[Data provided — start]

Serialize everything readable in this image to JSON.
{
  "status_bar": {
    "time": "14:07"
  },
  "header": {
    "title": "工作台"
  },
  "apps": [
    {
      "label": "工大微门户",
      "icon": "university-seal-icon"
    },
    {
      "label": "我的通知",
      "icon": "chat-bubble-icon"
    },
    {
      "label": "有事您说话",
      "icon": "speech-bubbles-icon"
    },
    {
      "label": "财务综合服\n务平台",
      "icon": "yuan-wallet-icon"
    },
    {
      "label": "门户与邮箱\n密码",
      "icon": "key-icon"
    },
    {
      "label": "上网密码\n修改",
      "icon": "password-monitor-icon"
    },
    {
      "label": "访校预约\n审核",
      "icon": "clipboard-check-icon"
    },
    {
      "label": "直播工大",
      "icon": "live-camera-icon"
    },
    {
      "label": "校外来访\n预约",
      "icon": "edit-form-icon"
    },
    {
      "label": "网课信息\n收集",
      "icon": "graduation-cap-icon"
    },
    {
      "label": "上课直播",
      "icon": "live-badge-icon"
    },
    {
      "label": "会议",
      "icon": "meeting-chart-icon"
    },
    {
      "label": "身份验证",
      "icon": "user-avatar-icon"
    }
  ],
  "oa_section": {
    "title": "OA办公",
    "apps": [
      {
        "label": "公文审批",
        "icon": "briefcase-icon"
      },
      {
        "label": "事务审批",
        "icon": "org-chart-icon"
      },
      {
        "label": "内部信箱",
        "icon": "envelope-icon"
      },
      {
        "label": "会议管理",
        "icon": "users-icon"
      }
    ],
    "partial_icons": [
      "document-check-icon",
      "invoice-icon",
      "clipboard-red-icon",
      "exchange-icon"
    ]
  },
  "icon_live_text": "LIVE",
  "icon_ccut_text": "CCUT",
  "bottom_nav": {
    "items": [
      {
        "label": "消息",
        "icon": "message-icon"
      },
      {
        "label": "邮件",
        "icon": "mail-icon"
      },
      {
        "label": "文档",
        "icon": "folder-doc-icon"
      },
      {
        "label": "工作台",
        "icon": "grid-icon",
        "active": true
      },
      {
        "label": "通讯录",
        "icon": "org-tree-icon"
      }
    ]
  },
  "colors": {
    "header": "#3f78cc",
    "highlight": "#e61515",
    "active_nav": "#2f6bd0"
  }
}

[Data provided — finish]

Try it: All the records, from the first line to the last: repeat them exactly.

Answer to the problem:
Serialize everything readable in this image to JSON.
{
  "status_bar": {
    "time": "14:07"
  },
  "header": {
    "title": "工作台"
  },
  "apps": [
    {
      "label": "工大微门户",
      "icon": "university-seal-icon"
    },
    {
      "label": "我的通知",
      "icon": "chat-bubble-icon"
    },
    {
      "label": "有事您说话",
      "icon": "speech-bubbles-icon"
    },
    {
      "label": "财务综合服\n务平台",
      "icon": "yuan-wallet-icon"
    },
    {
      "label": "门户与邮箱\n密码",
      "icon": "key-icon"
    },
    {
      "label": "上网密码\n修改",
      "icon": "password-monitor-icon"
    },
    {
      "label": "访校预约\n审核",
      "icon": "clipboard-check-icon"
    },
    {
      "label": "直播工大",
      "icon": "live-camera-icon"
    },
    {
      "label": "校外来访\n预约",
      "icon": "edit-form-icon"
    },
    {
      "label": "网课信息\n收集",
      "icon": "graduation-cap-icon"
    },
    {
      "label": "上课直播",
      "icon": "live-badge-icon"
    },
    {
      "label": "会议",
      "icon": "meeting-chart-icon"
    },
    {
      "label": "身份验证",
      "icon": "user-avatar-icon"
    }
  ],
  "oa_section": {
    "title": "OA办公",
    "apps": [
      {
        "label": "公文审批",
        "icon": "briefcase-icon"
      },
      {
        "label": "事务审批",
        "icon": "org-chart-icon"
      },
      {
        "label": "内部信箱",
        "icon": "envelope-icon"
      },
      {
        "label": "会议管理",
        "icon": "users-icon"
      }
    ],
    "partial_icons": [
      "document-check-icon",
      "invoice-icon",
      "clipboard-red-icon",
      "exchange-icon"
    ]
  },
  "icon_live_text": "LIVE",
  "icon_ccut_text": "CCUT",
  "bottom_nav": {
    "items": [
      {
        "label": "消息",
        "icon": "message-icon"
      },
      {
        "label": "邮件",
        "icon": "mail-icon"
      },
      {
        "label": "文档",
        "icon": "folder-doc-icon"
      },
      {
        "label": "工作台",
        "icon": "grid-icon",
        "active": true
      },
      {
        "label": "通讯录",
        "icon": "org-tree-icon"
      }
    ]
  },
  "colors": {
    "header": "#3f78cc",
    "highlight": "#e61515",
    "active_nav": "#2f6bd0"
  }
}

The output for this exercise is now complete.